Following the Liberation War, Bangamata also played a key role in taking care of the Birangana women.
Furthermore, she played a key role in the construction of Bangabandhu Bhaban at Dhanmondi Road 32, now Bangabandhu Museum. The Bangabandhu family acquired the land during the period of the Suhrawardy government in the 1950s, and she even took part in the physical construction of the house with her children to save on labour costs.
On the occasion of Bangamata Fazilunnesa Mujib’s birthday, the Awami League and its associated bodies will arrange a detailed program today.
President Md Abdul Hamid and Prime Minister Sheikh Hasina have delivered separate messages to mark this day.
"Bangamata Sheikh Fazilatunnesa Mujib is a pride of the Bangalee nation and a source of inspiration for womenfolk.

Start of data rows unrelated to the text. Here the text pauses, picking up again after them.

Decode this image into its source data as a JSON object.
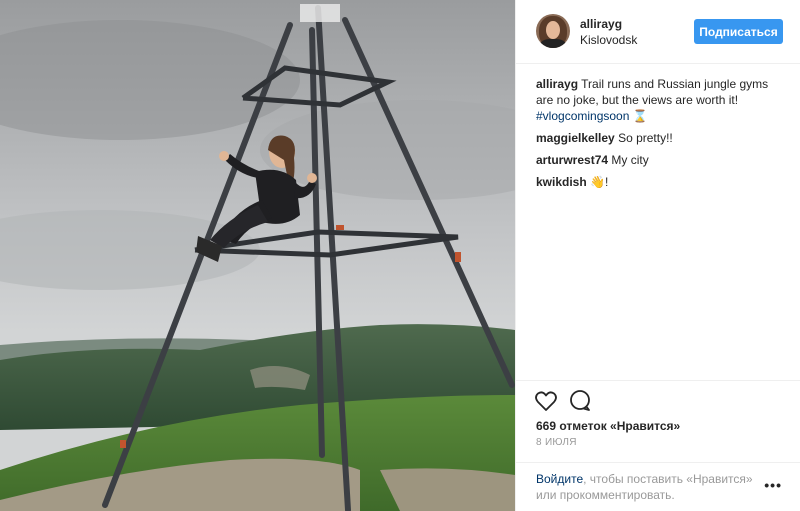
{
  "post": {
    "username": "allirayg",
    "location": "Kislovodsk",
    "follow_label": "Подписаться",
    "caption_user": "allirayg",
    "caption_text": "Trail runs and Russian jungle gyms are no joke, but the views are worth it!",
    "caption_hashtag": "#vlogcomingsoon",
    "caption_emoji": "⌛",
    "comments": [
      {
        "user": "maggielkelley",
        "text": "So pretty!!"
      },
      {
        "user": "arturwrest74",
        "text": "My city"
      },
      {
        "user": "kwikdish",
        "text": "👋!"
      }
    ],
    "likes_text": "669 отметок «Нравится»",
    "date_text": "8 ИЮЛЯ",
    "login_link": "Войдите",
    "login_text": ", чтобы поставить «Нравится» или прокомментировать.",
    "more_label": "•••"
  },
  "icons": {
    "like": "heart-icon",
    "comment": "comment-bubble-icon",
    "more": "more-options-icon"
  },
  "colors": {
    "button_blue": "#3897f0",
    "link_blue": "#003569",
    "text": "#262626",
    "muted": "#999999"
  }
}
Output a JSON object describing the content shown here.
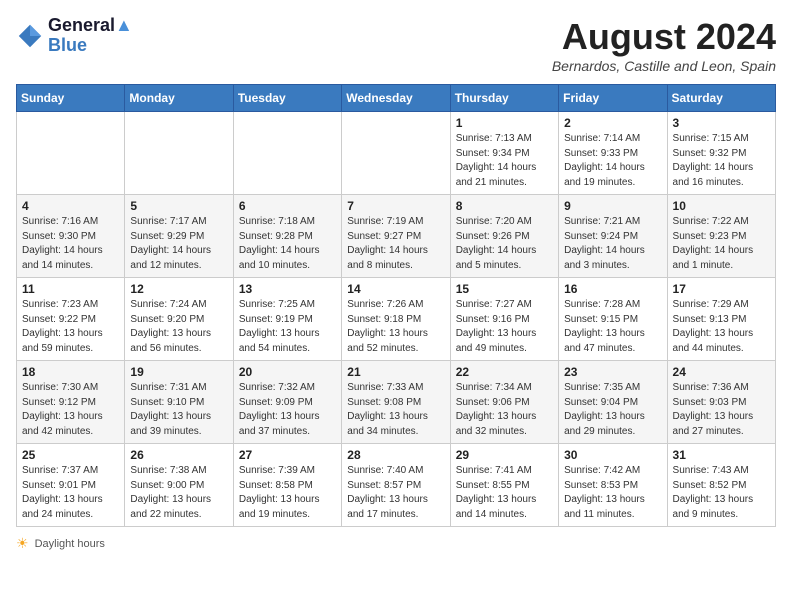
{
  "header": {
    "logo_line1": "General",
    "logo_line2": "Blue",
    "month_year": "August 2024",
    "location": "Bernardos, Castille and Leon, Spain"
  },
  "days_of_week": [
    "Sunday",
    "Monday",
    "Tuesday",
    "Wednesday",
    "Thursday",
    "Friday",
    "Saturday"
  ],
  "weeks": [
    [
      {
        "day": "",
        "info": ""
      },
      {
        "day": "",
        "info": ""
      },
      {
        "day": "",
        "info": ""
      },
      {
        "day": "",
        "info": ""
      },
      {
        "day": "1",
        "info": "Sunrise: 7:13 AM\nSunset: 9:34 PM\nDaylight: 14 hours and 21 minutes."
      },
      {
        "day": "2",
        "info": "Sunrise: 7:14 AM\nSunset: 9:33 PM\nDaylight: 14 hours and 19 minutes."
      },
      {
        "day": "3",
        "info": "Sunrise: 7:15 AM\nSunset: 9:32 PM\nDaylight: 14 hours and 16 minutes."
      }
    ],
    [
      {
        "day": "4",
        "info": "Sunrise: 7:16 AM\nSunset: 9:30 PM\nDaylight: 14 hours and 14 minutes."
      },
      {
        "day": "5",
        "info": "Sunrise: 7:17 AM\nSunset: 9:29 PM\nDaylight: 14 hours and 12 minutes."
      },
      {
        "day": "6",
        "info": "Sunrise: 7:18 AM\nSunset: 9:28 PM\nDaylight: 14 hours and 10 minutes."
      },
      {
        "day": "7",
        "info": "Sunrise: 7:19 AM\nSunset: 9:27 PM\nDaylight: 14 hours and 8 minutes."
      },
      {
        "day": "8",
        "info": "Sunrise: 7:20 AM\nSunset: 9:26 PM\nDaylight: 14 hours and 5 minutes."
      },
      {
        "day": "9",
        "info": "Sunrise: 7:21 AM\nSunset: 9:24 PM\nDaylight: 14 hours and 3 minutes."
      },
      {
        "day": "10",
        "info": "Sunrise: 7:22 AM\nSunset: 9:23 PM\nDaylight: 14 hours and 1 minute."
      }
    ],
    [
      {
        "day": "11",
        "info": "Sunrise: 7:23 AM\nSunset: 9:22 PM\nDaylight: 13 hours and 59 minutes."
      },
      {
        "day": "12",
        "info": "Sunrise: 7:24 AM\nSunset: 9:20 PM\nDaylight: 13 hours and 56 minutes."
      },
      {
        "day": "13",
        "info": "Sunrise: 7:25 AM\nSunset: 9:19 PM\nDaylight: 13 hours and 54 minutes."
      },
      {
        "day": "14",
        "info": "Sunrise: 7:26 AM\nSunset: 9:18 PM\nDaylight: 13 hours and 52 minutes."
      },
      {
        "day": "15",
        "info": "Sunrise: 7:27 AM\nSunset: 9:16 PM\nDaylight: 13 hours and 49 minutes."
      },
      {
        "day": "16",
        "info": "Sunrise: 7:28 AM\nSunset: 9:15 PM\nDaylight: 13 hours and 47 minutes."
      },
      {
        "day": "17",
        "info": "Sunrise: 7:29 AM\nSunset: 9:13 PM\nDaylight: 13 hours and 44 minutes."
      }
    ],
    [
      {
        "day": "18",
        "info": "Sunrise: 7:30 AM\nSunset: 9:12 PM\nDaylight: 13 hours and 42 minutes."
      },
      {
        "day": "19",
        "info": "Sunrise: 7:31 AM\nSunset: 9:10 PM\nDaylight: 13 hours and 39 minutes."
      },
      {
        "day": "20",
        "info": "Sunrise: 7:32 AM\nSunset: 9:09 PM\nDaylight: 13 hours and 37 minutes."
      },
      {
        "day": "21",
        "info": "Sunrise: 7:33 AM\nSunset: 9:08 PM\nDaylight: 13 hours and 34 minutes."
      },
      {
        "day": "22",
        "info": "Sunrise: 7:34 AM\nSunset: 9:06 PM\nDaylight: 13 hours and 32 minutes."
      },
      {
        "day": "23",
        "info": "Sunrise: 7:35 AM\nSunset: 9:04 PM\nDaylight: 13 hours and 29 minutes."
      },
      {
        "day": "24",
        "info": "Sunrise: 7:36 AM\nSunset: 9:03 PM\nDaylight: 13 hours and 27 minutes."
      }
    ],
    [
      {
        "day": "25",
        "info": "Sunrise: 7:37 AM\nSunset: 9:01 PM\nDaylight: 13 hours and 24 minutes."
      },
      {
        "day": "26",
        "info": "Sunrise: 7:38 AM\nSunset: 9:00 PM\nDaylight: 13 hours and 22 minutes."
      },
      {
        "day": "27",
        "info": "Sunrise: 7:39 AM\nSunset: 8:58 PM\nDaylight: 13 hours and 19 minutes."
      },
      {
        "day": "28",
        "info": "Sunrise: 7:40 AM\nSunset: 8:57 PM\nDaylight: 13 hours and 17 minutes."
      },
      {
        "day": "29",
        "info": "Sunrise: 7:41 AM\nSunset: 8:55 PM\nDaylight: 13 hours and 14 minutes."
      },
      {
        "day": "30",
        "info": "Sunrise: 7:42 AM\nSunset: 8:53 PM\nDaylight: 13 hours and 11 minutes."
      },
      {
        "day": "31",
        "info": "Sunrise: 7:43 AM\nSunset: 8:52 PM\nDaylight: 13 hours and 9 minutes."
      }
    ]
  ],
  "footer": {
    "note": "Daylight hours"
  }
}
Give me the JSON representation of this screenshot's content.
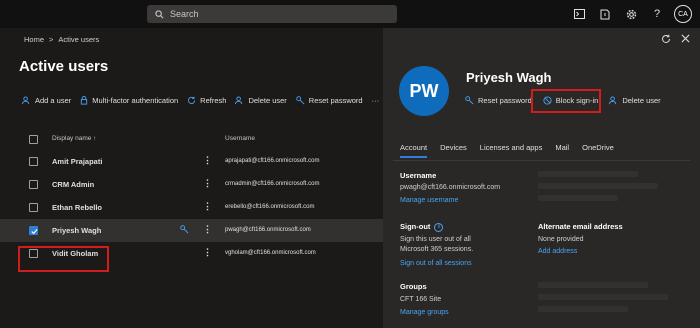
{
  "topbar": {
    "search_placeholder": "Search",
    "avatar_initials": "CA"
  },
  "breadcrumb": {
    "home": "Home",
    "separator": ">",
    "current": "Active users"
  },
  "page_title": "Active users",
  "commands": {
    "add_user": "Add a user",
    "mfa": "Multi-factor authentication",
    "refresh": "Refresh",
    "delete_user": "Delete user",
    "reset_password": "Reset password",
    "more": "···"
  },
  "grid": {
    "col_display_name": "Display name ↑",
    "col_username": "Username",
    "rows": [
      {
        "name": "Amit Prajapati",
        "username": "aprajapati@cft166.onmicrosoft.com",
        "selected": false
      },
      {
        "name": "CRM Admin",
        "username": "crmadmin@cft166.onmicrosoft.com",
        "selected": false
      },
      {
        "name": "Ethan Rebello",
        "username": "erebello@cft166.onmicrosoft.com",
        "selected": false
      },
      {
        "name": "Priyesh Wagh",
        "username": "pwagh@cft166.onmicrosoft.com",
        "selected": true
      },
      {
        "name": "Vidit Gholam",
        "username": "vgholam@cft166.onmicrosoft.com",
        "selected": false
      }
    ]
  },
  "panel": {
    "initials": "PW",
    "name": "Priyesh Wagh",
    "actions": {
      "reset_password": "Reset password",
      "block_signin": "Block sign-in",
      "delete_user": "Delete user"
    },
    "tabs": [
      "Account",
      "Devices",
      "Licenses and apps",
      "Mail",
      "OneDrive"
    ],
    "username_label": "Username",
    "username_value": "pwagh@cft166.onmicrosoft.com",
    "manage_username": "Manage username",
    "signout_label": "Sign-out",
    "signout_text_1": "Sign this user out of all",
    "signout_text_2": "Microsoft 365 sessions.",
    "signout_link": "Sign out of all sessions",
    "alt_email_label": "Alternate email address",
    "alt_email_value": "None provided",
    "add_address": "Add address",
    "groups_label": "Groups",
    "groups_value": "CFT 166 Site",
    "manage_groups": "Manage groups"
  },
  "colors": {
    "accent": "#2f7fd6",
    "highlight_box": "#d21d1d",
    "avatar_bg": "#0f6cbd",
    "link": "#4aa3f0"
  }
}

She became Bangamata because of her sacrifice, compassion, cooperation and prudence," said President Abdul Hamid in his message.
In her message, Prime Minister Sheikh Hasina said Bangamata played a unique role in bringing motivation, strength and courage for Bangabandhu to guide the struggle of independence and Liberation War towards its right direction side by side carrying out family responsibilities.
Bangamata made a strong contribution to the six-point movement and 11-Point movement, she added.
She had a remarkable role behind the political success of Bangabandhu, said the prime minister.
She said the nation has genuinely bestowed Bangamata title on Fazilatunnesa Mujib because of her unparalleled sacrifice, cooperation and prudence.